Elizabeth: 31:08 Oh Man, I think so much of it has to do with mindset. If I could pick three things, two of them would probably might be mindset based because if again, if we're just, if we're skipping the mindset piece and then we're just going straight into the food, we're always going to stop at some point. It has to be mindset based. I think the first thing for women that I've noticed that I would say is in getting your mindset right is realizing that you are constantly changing and evolving and nothing is ever set in stone. If you want to be thinking your whole life, great and that works, I think it's great, but what works more I think for a lot of women is that to understand, I mean women are cyclical by nature, right? We have our cycles by nature. You might want to eat different at different points in your cycle every month you might feel better vegan, meat free one week and you might realize that you need a little bit more protein and you gravitate towards animal protein another week.
Elizabeth: 32:02 Also the seasons change. The seasons are cyclical, right? Um, you might find that in the summer you like more raw and cooked food and in the winter you gravitate towards more, you know, heavier cooked food and then the cycles and seasons of your life change, right? You know, the teenagers, adolescents then we turn into uh, you know, young adulthood into this like more mature area of life. So the first thing for women, what I would say in order to be healthy and well is realize that you are free to change course at any point in your life. And that's a mindset trick. You are afraid to make a change. If you've been labeling your eating habits and that no longer feels good to you, you are completely free to change anything in your life. So I think that would be the first thing is just realizing that life is cyclical and you can make a change at any point.
Elizabeth: 32:49 Um, the second thing to be healthy and well I would say is to visualize it and that goes back to the vision board and create an environment. So this is mindset and you know, starting to get into like something physical you can do, you have to create an environment that supports your healthy lifestyle. And that has to do with how you, you know, whatever's in your home, whatever, how are you set up your day? You've got to create an environment for yourself that feels good to be healthy and well.
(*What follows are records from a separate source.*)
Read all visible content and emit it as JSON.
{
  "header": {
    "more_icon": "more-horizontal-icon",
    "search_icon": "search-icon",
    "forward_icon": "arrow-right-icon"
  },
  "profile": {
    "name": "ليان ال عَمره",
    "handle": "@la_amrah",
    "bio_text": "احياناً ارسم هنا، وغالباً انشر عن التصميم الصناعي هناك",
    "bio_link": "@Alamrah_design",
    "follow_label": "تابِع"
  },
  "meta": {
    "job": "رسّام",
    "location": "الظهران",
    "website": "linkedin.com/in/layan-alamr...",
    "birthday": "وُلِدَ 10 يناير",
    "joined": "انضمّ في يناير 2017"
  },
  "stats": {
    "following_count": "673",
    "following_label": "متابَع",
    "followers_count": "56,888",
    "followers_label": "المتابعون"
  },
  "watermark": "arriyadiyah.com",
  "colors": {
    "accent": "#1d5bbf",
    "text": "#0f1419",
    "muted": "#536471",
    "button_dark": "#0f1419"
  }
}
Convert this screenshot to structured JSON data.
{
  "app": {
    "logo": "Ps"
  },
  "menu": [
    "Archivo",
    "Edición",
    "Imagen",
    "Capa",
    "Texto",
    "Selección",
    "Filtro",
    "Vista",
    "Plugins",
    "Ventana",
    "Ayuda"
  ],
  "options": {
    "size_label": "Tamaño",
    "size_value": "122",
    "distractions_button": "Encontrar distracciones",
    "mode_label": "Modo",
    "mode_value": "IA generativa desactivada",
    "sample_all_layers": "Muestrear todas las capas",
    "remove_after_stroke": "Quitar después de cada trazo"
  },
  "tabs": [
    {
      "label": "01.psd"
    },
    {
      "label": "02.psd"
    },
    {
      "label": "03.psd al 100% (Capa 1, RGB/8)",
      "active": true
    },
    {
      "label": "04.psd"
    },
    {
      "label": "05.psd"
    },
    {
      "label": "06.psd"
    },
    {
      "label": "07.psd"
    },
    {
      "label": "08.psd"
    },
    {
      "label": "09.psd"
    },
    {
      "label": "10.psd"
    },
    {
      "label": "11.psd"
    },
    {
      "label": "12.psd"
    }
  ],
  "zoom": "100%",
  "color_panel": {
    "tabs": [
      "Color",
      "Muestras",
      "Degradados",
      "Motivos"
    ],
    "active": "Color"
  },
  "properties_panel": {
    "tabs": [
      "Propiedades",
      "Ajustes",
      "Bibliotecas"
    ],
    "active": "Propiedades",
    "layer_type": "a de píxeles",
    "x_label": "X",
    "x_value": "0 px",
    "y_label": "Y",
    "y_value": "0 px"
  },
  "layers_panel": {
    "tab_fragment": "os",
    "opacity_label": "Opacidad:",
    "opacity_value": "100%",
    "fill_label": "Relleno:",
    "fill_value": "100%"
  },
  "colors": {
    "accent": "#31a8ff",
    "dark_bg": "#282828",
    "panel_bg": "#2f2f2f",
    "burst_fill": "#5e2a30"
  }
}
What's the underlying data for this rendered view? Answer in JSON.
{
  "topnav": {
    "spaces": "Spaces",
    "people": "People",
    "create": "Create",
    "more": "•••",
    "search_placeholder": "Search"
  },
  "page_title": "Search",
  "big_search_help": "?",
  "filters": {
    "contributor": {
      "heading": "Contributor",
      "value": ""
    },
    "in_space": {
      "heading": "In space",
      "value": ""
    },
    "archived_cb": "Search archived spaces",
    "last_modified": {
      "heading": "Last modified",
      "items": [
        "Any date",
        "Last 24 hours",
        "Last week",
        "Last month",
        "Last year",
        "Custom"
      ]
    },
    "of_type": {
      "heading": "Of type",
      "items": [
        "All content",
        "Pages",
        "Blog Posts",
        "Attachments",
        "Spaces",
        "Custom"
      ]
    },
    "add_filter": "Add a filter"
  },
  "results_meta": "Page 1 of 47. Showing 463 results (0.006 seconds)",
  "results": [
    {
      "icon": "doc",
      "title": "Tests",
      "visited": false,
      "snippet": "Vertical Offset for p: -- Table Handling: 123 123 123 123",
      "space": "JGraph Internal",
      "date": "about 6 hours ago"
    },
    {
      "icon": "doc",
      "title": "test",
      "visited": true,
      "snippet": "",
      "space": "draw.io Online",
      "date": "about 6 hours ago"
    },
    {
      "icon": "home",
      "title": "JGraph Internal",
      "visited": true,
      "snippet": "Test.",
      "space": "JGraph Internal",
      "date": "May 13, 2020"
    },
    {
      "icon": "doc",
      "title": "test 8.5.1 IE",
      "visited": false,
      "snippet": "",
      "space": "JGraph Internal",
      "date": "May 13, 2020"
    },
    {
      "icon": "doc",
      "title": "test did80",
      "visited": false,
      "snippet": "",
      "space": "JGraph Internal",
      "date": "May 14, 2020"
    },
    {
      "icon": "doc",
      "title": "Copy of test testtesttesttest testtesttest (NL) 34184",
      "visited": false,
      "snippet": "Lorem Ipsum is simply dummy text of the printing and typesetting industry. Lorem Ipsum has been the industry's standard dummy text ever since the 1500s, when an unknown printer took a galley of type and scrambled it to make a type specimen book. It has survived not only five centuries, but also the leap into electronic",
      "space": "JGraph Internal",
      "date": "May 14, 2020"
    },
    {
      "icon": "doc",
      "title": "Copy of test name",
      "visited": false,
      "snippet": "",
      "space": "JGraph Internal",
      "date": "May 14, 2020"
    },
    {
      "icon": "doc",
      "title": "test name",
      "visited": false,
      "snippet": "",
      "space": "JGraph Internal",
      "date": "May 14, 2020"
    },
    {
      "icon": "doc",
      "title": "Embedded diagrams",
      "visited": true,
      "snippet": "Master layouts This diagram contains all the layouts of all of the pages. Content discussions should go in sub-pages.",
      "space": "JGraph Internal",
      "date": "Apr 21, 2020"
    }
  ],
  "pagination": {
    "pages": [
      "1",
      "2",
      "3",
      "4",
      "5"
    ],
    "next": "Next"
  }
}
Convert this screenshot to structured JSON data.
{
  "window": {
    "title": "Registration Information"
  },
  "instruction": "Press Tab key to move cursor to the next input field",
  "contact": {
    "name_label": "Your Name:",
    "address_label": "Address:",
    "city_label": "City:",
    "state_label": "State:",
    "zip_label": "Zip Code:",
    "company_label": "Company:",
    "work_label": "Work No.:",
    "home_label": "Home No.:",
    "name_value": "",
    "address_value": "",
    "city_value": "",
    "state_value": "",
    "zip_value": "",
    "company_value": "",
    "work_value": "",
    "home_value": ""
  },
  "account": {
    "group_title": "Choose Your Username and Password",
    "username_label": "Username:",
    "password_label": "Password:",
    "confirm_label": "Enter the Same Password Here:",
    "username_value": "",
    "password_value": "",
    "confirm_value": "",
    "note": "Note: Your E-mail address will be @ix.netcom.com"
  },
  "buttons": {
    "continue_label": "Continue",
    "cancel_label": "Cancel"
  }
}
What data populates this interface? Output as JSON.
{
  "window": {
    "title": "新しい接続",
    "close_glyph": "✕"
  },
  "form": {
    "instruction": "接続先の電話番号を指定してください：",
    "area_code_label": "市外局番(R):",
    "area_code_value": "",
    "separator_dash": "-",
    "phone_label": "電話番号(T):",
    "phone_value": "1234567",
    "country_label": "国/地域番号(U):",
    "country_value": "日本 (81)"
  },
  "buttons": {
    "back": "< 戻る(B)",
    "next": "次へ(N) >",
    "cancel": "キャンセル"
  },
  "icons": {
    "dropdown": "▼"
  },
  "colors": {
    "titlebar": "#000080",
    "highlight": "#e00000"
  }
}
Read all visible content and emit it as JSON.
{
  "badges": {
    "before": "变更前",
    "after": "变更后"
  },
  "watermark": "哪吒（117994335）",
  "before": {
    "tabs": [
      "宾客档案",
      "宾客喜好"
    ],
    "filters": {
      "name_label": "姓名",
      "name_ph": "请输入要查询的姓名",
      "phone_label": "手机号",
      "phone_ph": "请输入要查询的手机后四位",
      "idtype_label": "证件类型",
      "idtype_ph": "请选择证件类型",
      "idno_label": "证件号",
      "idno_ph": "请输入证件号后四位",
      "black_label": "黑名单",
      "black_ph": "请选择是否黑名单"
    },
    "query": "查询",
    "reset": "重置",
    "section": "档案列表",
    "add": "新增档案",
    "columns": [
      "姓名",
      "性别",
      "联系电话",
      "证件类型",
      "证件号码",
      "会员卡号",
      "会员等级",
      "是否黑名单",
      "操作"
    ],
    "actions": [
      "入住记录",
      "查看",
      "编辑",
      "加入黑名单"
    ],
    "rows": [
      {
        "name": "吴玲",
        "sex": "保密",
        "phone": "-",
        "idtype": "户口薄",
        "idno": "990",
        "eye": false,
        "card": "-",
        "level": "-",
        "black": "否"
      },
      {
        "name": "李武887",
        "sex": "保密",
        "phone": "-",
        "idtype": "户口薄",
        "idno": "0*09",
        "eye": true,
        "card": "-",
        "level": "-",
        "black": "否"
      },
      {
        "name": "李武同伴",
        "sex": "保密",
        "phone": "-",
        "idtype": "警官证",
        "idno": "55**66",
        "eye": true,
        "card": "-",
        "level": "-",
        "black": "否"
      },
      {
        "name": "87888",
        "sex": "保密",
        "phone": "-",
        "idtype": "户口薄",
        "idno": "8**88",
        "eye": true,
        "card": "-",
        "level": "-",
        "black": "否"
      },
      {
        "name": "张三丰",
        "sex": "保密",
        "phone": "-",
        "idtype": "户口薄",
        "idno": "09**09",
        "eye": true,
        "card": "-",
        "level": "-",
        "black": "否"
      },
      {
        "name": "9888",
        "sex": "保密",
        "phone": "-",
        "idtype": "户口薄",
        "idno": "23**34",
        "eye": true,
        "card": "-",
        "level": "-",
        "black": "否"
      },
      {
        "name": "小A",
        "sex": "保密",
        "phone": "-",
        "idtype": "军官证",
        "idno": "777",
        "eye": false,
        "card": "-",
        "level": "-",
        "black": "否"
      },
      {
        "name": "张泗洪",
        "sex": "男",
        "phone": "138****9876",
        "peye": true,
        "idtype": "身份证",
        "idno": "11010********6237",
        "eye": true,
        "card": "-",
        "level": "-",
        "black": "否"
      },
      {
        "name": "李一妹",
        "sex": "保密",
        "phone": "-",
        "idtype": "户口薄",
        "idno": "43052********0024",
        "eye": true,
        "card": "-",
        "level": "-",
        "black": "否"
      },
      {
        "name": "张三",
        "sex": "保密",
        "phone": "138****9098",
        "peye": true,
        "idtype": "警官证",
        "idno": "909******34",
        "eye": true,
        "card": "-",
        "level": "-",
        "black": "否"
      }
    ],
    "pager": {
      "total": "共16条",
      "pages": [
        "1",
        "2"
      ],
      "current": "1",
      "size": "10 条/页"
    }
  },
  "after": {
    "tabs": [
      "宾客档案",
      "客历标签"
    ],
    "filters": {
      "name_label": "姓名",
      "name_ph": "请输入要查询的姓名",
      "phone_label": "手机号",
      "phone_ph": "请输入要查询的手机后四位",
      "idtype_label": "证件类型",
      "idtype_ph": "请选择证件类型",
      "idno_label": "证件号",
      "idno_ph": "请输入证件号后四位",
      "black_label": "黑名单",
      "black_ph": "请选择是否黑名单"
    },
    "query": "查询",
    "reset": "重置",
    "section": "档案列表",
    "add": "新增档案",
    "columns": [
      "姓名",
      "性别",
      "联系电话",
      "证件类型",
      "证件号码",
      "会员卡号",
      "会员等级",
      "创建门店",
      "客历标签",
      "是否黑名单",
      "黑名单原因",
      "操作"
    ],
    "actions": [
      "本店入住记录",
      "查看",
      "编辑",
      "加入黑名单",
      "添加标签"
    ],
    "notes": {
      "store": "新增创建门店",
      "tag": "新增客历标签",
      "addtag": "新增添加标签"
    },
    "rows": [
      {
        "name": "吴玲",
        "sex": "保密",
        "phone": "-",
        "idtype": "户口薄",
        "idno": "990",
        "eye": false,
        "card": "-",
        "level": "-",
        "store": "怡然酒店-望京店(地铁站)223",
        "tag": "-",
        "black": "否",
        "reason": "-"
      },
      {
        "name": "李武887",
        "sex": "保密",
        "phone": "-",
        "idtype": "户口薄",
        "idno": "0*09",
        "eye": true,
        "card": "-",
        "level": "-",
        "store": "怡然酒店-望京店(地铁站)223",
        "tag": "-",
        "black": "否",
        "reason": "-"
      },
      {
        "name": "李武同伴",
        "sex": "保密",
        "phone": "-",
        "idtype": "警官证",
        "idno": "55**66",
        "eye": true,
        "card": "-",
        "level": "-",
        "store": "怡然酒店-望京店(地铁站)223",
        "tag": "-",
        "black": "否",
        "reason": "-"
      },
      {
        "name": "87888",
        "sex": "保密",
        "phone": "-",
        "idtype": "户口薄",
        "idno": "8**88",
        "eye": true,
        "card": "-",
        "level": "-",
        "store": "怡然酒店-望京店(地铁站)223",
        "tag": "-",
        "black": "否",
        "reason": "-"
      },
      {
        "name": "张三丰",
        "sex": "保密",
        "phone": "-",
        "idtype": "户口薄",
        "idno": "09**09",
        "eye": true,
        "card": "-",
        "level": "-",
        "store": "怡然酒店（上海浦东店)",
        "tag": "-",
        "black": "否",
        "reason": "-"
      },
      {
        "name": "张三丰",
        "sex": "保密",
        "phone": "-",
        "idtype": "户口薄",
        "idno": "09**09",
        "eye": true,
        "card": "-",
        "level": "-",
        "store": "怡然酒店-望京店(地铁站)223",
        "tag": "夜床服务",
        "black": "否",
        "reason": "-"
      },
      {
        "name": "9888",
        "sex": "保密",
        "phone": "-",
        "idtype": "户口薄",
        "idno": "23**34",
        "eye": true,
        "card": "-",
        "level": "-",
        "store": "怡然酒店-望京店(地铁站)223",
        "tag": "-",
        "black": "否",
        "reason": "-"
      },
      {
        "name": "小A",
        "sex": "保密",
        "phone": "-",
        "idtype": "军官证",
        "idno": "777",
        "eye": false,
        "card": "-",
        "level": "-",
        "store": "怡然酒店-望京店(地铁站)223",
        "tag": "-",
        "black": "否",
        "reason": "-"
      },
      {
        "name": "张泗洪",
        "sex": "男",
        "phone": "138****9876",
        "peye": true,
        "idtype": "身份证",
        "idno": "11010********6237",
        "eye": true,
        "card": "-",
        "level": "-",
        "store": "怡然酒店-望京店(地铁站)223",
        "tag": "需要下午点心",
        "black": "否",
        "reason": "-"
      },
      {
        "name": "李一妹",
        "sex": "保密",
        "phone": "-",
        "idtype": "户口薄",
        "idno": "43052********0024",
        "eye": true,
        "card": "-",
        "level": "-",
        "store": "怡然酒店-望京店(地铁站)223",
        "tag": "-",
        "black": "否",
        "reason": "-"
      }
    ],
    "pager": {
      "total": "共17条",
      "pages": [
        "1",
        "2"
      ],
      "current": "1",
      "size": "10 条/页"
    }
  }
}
Because if you don't have the environment to support your lifestyle, it's going to feel very, very difficult to be healthy and well. And I think the third thing is just really goes back to food. Understanding that there's one, not one right way for everyone to stop searching for silver bullet diet because it doesn't exist. Um, and really just follow the qualitarian way. Those would be the three things that I would tell people.
Allan: 33:39 I really appreciate those. Those were excellent. Thank you. So if someone wanted to learn more about you and the book, The Health Habit, where would you like for me to send them?
Elizabeth: 33:49 Oh yeah. Um, my website, Elizabethrider.com and there are over 300 recipes. There are, there are a ton of healthy living resources and with the book coming out we are giving away free downloadable book bonuses. I'm with checklists, downloads, cleanup items are so many fun things to download with the book and that's at Elizabethrider.com forward slash book or it's really easy to find on my website but I would love to send everyone there so they can grab those bonuses with the book
Allan: 34:14 Outstanding. This is going to be episode 395 so you can go to 40plusfitnesspodcast.com/395 and I'll be sure to have the links right there. So Elizabeth, thank you so much for being a part of 40+ Fitness.
Elizabeth: 34:28 Thanks for having me. I'm thrilled to be here. I appreciate it.
Let me ask you a question: Have you lost your edge? Do you just not feel as sharp as you used to and things aren't going your way at work or in life? Maybe you just lack the energy you once had that got you where you are and you want to get that back.